═══ PROVIDED RECORDS ═══

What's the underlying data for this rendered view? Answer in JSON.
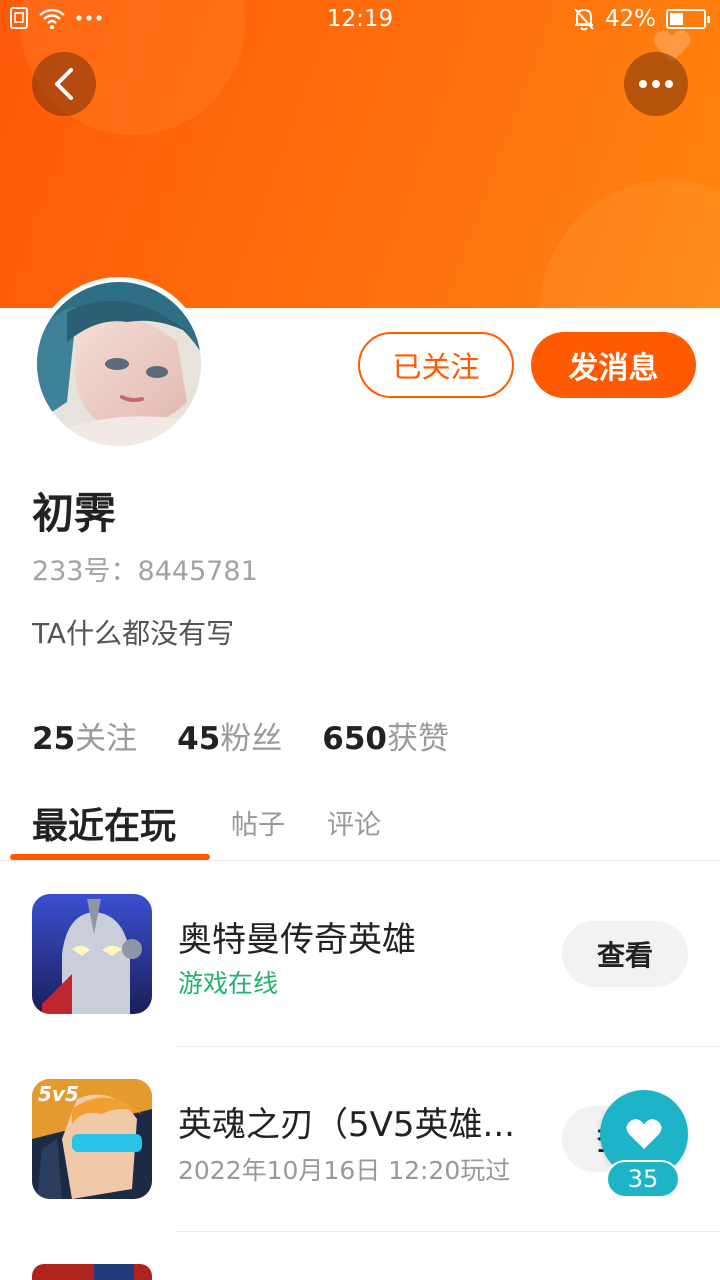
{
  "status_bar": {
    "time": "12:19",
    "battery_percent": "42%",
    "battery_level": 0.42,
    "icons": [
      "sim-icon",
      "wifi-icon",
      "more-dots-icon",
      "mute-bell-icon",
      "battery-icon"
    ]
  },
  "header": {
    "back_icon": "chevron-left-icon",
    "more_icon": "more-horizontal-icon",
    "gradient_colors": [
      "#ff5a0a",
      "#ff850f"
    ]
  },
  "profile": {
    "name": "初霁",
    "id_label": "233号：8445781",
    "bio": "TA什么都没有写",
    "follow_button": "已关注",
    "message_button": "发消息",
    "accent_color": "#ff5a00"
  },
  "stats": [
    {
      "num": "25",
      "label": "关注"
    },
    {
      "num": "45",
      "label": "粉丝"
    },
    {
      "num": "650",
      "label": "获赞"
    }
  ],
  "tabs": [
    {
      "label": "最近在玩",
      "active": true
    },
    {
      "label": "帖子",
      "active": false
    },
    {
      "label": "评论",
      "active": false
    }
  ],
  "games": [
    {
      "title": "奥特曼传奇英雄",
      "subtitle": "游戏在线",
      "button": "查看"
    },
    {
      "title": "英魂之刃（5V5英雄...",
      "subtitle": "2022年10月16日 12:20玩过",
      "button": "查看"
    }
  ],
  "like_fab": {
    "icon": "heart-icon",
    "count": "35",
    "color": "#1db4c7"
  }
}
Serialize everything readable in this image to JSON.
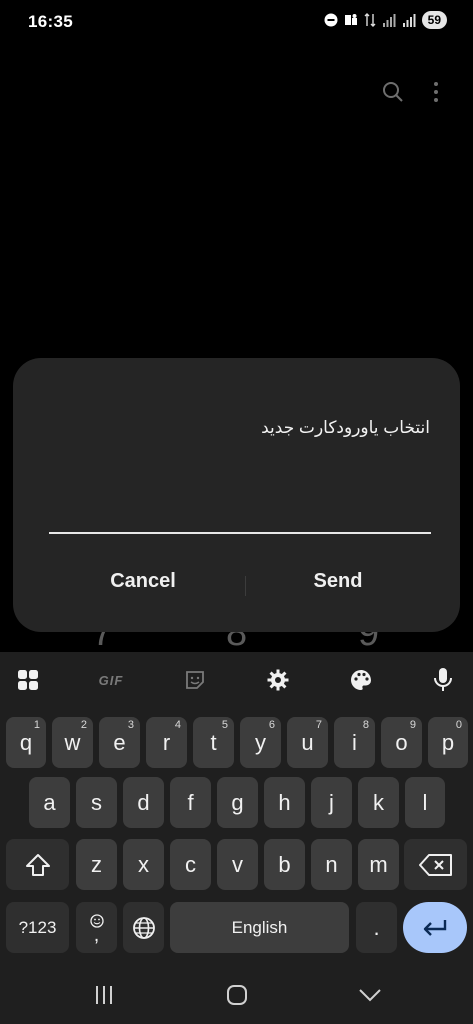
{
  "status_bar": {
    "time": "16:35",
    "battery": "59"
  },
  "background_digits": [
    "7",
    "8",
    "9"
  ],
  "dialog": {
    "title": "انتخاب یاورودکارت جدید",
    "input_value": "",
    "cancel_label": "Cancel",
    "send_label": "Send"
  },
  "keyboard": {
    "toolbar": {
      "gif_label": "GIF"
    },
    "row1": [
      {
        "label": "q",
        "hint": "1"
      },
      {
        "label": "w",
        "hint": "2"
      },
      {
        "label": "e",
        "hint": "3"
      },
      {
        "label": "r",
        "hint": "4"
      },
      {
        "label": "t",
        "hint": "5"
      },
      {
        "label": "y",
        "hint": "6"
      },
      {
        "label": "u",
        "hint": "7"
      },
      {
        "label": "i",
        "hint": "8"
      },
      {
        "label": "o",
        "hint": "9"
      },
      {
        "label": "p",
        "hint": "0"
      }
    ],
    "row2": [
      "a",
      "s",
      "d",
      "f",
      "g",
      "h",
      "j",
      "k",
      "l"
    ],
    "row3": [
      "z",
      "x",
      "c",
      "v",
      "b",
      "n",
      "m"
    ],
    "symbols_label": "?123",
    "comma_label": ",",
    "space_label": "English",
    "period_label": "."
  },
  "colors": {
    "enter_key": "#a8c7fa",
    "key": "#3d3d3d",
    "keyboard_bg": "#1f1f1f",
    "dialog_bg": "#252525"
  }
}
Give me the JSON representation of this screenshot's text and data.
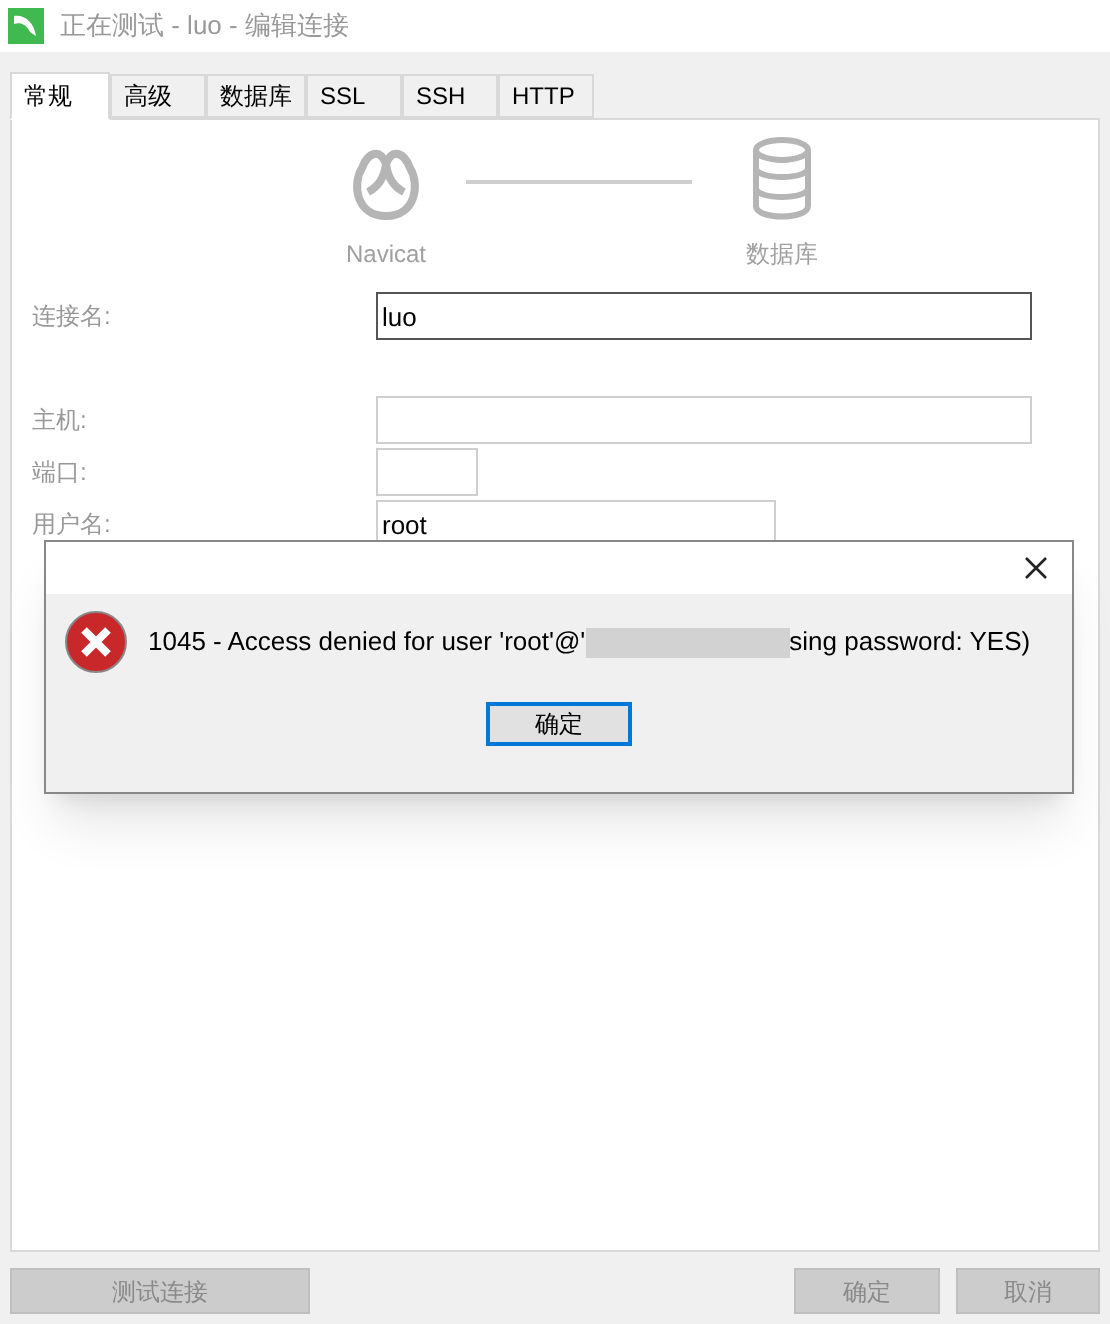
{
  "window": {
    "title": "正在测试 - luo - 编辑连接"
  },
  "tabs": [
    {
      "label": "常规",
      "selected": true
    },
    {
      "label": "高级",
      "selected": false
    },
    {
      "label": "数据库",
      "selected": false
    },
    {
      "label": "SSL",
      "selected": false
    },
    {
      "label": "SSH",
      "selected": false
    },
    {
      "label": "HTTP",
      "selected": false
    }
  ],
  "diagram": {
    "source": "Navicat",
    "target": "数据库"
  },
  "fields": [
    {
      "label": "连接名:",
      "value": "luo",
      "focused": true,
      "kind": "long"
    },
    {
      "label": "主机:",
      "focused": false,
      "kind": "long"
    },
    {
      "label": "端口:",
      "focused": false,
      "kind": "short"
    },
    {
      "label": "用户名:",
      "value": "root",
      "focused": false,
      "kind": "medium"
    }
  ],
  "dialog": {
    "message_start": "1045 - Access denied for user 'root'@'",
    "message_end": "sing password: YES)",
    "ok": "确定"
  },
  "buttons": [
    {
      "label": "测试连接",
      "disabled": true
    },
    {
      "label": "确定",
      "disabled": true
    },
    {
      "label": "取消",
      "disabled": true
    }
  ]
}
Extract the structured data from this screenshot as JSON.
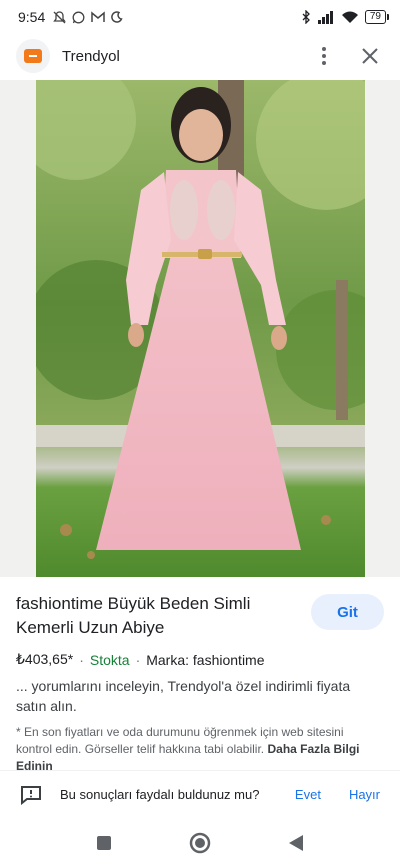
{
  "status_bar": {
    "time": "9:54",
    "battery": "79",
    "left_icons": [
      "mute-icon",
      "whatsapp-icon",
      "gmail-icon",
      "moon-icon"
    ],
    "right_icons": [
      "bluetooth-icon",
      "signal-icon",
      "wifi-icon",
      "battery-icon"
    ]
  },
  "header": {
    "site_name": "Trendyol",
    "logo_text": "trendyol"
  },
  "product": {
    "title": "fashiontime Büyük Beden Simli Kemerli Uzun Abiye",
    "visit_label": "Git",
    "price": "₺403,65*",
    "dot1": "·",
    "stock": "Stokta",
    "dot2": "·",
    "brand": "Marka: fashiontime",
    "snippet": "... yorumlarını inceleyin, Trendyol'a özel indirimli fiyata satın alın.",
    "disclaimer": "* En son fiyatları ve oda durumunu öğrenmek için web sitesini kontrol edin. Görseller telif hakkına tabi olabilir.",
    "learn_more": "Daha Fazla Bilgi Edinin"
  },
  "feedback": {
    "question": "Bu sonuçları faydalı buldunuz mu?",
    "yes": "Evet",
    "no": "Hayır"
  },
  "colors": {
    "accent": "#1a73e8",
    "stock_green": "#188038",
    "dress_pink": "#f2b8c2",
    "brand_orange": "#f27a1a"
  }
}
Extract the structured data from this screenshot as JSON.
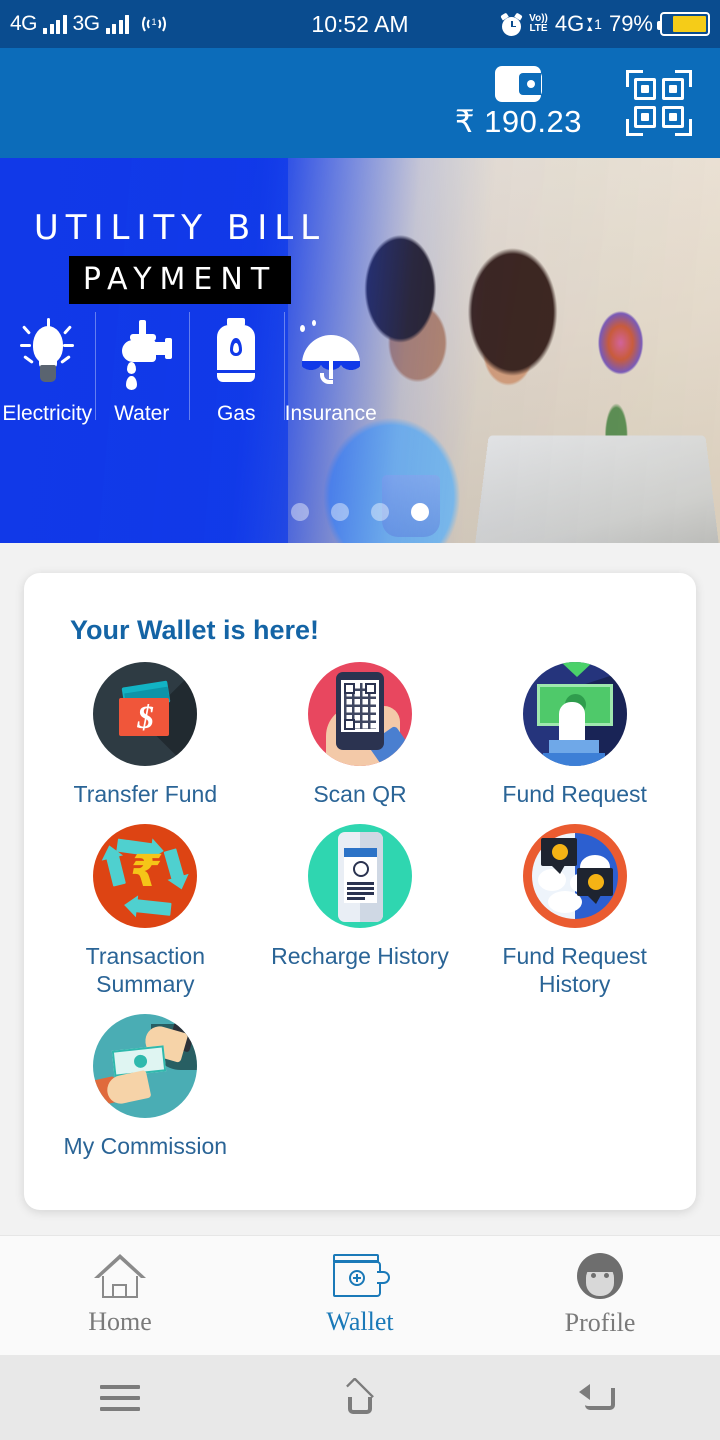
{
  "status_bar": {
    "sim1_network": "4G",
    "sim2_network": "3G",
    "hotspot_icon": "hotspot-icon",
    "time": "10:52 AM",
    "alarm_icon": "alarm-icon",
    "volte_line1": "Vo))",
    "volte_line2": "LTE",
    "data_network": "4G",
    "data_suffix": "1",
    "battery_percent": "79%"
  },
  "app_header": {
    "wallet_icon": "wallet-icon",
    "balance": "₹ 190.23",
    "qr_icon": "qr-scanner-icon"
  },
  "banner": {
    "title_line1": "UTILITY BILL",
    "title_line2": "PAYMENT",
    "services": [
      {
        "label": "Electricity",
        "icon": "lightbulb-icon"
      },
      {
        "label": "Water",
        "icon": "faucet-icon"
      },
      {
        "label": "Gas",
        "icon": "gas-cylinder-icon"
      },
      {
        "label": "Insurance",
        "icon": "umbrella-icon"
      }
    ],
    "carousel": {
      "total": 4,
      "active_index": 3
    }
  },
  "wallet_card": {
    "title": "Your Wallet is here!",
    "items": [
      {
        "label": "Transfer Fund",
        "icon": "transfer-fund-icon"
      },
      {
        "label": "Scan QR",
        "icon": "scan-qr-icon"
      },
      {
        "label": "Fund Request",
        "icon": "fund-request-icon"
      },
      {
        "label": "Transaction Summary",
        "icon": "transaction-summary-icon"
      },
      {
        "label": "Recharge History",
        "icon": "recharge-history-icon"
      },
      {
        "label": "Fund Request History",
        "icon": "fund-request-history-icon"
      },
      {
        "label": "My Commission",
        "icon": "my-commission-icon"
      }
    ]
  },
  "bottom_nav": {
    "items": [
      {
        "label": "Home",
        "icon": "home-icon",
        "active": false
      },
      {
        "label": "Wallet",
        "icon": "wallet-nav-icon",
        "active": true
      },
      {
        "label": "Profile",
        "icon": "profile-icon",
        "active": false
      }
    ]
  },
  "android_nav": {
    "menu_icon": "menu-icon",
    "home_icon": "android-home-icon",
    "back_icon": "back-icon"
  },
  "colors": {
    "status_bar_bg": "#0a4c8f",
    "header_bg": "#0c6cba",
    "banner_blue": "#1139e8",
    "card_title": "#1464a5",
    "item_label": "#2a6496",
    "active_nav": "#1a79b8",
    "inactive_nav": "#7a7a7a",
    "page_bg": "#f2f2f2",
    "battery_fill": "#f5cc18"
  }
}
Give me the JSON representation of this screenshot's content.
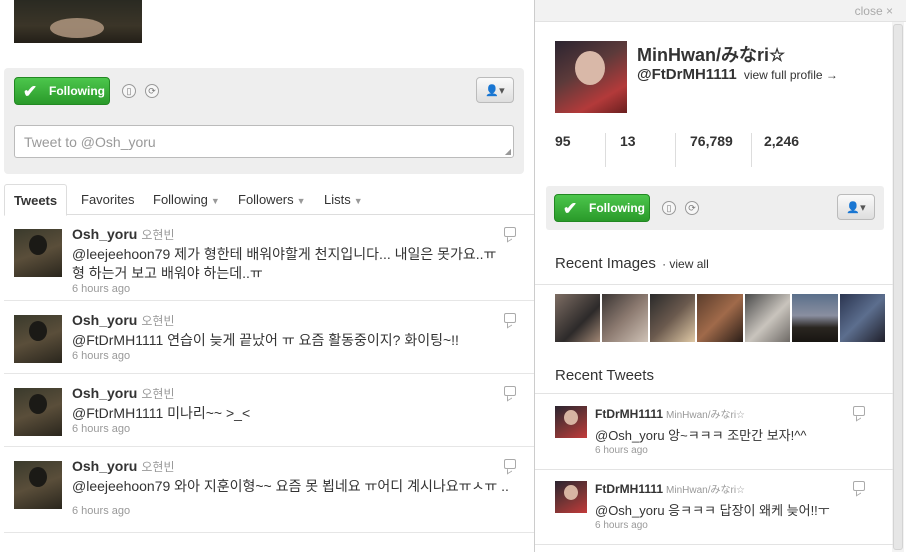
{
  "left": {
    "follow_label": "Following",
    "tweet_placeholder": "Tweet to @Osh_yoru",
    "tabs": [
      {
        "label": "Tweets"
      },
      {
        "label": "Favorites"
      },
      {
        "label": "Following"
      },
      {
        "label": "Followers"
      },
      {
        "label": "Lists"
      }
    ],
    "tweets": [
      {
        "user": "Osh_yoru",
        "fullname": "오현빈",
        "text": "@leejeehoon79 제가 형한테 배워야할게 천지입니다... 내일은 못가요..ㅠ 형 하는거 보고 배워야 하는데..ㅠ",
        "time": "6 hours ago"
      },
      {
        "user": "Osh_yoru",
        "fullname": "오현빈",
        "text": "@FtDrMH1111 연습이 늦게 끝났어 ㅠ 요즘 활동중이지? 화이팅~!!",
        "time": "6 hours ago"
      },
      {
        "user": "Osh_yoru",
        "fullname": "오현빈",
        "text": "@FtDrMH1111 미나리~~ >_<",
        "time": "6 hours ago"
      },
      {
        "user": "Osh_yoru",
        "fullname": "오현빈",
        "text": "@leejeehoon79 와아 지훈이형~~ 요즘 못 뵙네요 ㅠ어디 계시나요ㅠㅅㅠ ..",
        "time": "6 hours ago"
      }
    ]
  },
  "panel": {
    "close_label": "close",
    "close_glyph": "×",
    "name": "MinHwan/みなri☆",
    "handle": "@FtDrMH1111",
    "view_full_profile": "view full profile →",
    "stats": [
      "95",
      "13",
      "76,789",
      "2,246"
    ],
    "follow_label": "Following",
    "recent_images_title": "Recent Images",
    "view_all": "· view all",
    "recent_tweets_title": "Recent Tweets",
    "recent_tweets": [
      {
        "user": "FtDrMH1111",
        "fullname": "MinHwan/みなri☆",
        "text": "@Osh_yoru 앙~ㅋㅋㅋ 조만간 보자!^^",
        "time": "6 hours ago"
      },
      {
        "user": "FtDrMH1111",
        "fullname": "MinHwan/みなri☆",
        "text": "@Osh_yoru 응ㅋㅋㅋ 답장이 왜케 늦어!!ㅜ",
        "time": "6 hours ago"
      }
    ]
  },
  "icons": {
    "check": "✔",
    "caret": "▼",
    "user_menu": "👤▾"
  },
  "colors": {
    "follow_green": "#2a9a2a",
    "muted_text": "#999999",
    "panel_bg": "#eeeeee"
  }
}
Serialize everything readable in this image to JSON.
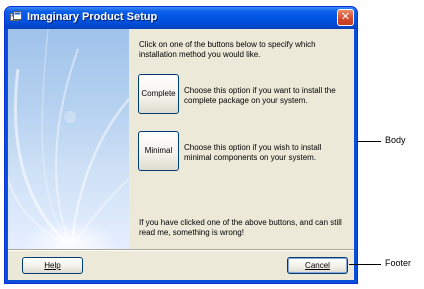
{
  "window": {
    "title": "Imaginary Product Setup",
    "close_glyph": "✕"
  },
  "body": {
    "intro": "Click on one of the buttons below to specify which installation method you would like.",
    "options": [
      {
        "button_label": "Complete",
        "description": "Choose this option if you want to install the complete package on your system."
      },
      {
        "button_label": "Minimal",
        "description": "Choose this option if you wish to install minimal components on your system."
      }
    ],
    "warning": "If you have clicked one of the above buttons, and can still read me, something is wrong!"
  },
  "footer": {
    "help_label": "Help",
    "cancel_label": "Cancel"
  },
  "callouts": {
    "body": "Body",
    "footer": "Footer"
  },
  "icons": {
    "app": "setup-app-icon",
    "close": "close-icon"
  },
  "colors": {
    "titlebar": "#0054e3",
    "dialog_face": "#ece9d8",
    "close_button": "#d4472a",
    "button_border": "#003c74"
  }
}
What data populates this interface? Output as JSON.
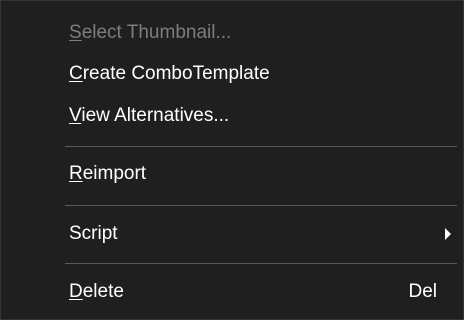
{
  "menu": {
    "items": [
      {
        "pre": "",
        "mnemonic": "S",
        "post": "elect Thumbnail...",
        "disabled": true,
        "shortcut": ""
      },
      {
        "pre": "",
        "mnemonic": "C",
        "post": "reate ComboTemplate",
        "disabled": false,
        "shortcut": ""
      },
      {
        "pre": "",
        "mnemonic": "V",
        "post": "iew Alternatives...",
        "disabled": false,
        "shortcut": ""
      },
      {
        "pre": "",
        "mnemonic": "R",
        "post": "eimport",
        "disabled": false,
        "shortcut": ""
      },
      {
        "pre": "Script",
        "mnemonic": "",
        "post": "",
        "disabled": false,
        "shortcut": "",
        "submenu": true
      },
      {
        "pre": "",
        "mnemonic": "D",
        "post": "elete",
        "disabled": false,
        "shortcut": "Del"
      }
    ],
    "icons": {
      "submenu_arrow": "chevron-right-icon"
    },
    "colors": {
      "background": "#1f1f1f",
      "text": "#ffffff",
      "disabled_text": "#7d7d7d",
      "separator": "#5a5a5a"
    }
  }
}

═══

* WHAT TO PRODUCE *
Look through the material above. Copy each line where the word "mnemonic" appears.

* RESPONSE BELOW *
        "mnemonic": "S",
        "mnemonic": "C",
        "mnemonic": "V",
        "mnemonic": "R",
        "mnemonic": "",
        "mnemonic": "D",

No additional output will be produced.